Shortly before Einstein’s death, he realized he had very limited time left. He wrote to many of his former students, colleagues, and friends. He had decided to have a final audience with them in Princeton, New Jersey. He wanted to set up a situation wherein they could ask him any question about his work, his life, and his view of the future. He promised to answer any question, personal or scientific.
Around 300 people responded and, aware that Einstein’s energy was limited by his age and condition, they arranged to get together three days before the meeting. Their purpose was to sort out and prioritize their questions so that they would (1) not overtax this generous genius and (2) make sure the more important questions were answered first.
As the story goes, they rented a hotel in Princeton. For the first two and a half days, they did nothing but argue about which questions should be asked first. During the afternoon of the third day, a brilliant scientist from Europe proposed that, with no real prospect for agreement about which questions were the most important, they should ask the “old man himself” to designate the most important question they could ask.
That idea broke the stalemate and brought agreement to the group. Most of those attending suspected that Einstein would propose a question about his current interest, the Unified Field Theory.
The next morning, Einstein sat on the stage, in a rocking chair, before this audience representing many of the world’s most outstanding minds. The moderator asked for quiet and proposed the most agreed-on question: “Dr. Einstein, the first question we would like to ask you is: ‘What is the most important question we could ask today?'”

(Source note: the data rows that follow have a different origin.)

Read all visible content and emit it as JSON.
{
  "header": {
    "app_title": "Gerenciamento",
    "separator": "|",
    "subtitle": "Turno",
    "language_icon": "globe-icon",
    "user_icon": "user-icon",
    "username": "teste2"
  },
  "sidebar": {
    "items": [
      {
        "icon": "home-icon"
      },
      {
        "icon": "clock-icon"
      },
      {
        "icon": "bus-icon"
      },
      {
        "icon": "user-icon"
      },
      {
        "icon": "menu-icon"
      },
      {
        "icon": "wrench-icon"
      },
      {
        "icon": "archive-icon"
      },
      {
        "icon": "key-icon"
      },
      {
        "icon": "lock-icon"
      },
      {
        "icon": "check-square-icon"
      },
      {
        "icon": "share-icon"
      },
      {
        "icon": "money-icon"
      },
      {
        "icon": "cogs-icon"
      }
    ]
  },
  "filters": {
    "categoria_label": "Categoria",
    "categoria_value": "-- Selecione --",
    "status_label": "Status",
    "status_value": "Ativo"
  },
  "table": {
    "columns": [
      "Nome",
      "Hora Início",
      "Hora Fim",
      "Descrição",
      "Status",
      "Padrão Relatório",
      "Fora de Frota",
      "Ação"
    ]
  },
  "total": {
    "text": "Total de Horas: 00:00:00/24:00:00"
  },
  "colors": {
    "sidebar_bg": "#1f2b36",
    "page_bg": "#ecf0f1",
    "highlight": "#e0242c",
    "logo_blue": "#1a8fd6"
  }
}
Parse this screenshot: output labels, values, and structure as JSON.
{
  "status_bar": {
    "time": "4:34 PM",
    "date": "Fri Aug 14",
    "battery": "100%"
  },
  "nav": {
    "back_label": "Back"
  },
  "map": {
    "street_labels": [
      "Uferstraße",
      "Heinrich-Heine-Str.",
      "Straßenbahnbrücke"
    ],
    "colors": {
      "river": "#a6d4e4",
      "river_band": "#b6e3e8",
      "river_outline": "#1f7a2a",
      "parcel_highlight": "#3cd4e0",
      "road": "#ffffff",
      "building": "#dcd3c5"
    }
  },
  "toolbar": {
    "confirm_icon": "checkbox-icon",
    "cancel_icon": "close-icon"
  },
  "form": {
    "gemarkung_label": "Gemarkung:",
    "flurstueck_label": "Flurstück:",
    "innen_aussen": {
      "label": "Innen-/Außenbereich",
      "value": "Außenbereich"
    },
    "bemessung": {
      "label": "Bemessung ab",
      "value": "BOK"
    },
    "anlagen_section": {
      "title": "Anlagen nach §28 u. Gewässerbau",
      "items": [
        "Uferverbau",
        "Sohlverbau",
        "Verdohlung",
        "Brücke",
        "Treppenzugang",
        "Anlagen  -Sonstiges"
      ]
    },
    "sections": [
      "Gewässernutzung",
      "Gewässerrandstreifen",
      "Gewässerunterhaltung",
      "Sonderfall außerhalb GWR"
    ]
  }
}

Without hesitation, Einstein replied, “The most important question you could ever ask is: ‘Is the Universe a friendly place?'” This was not the reply the audience anticipated, but it is the most important question we can ask.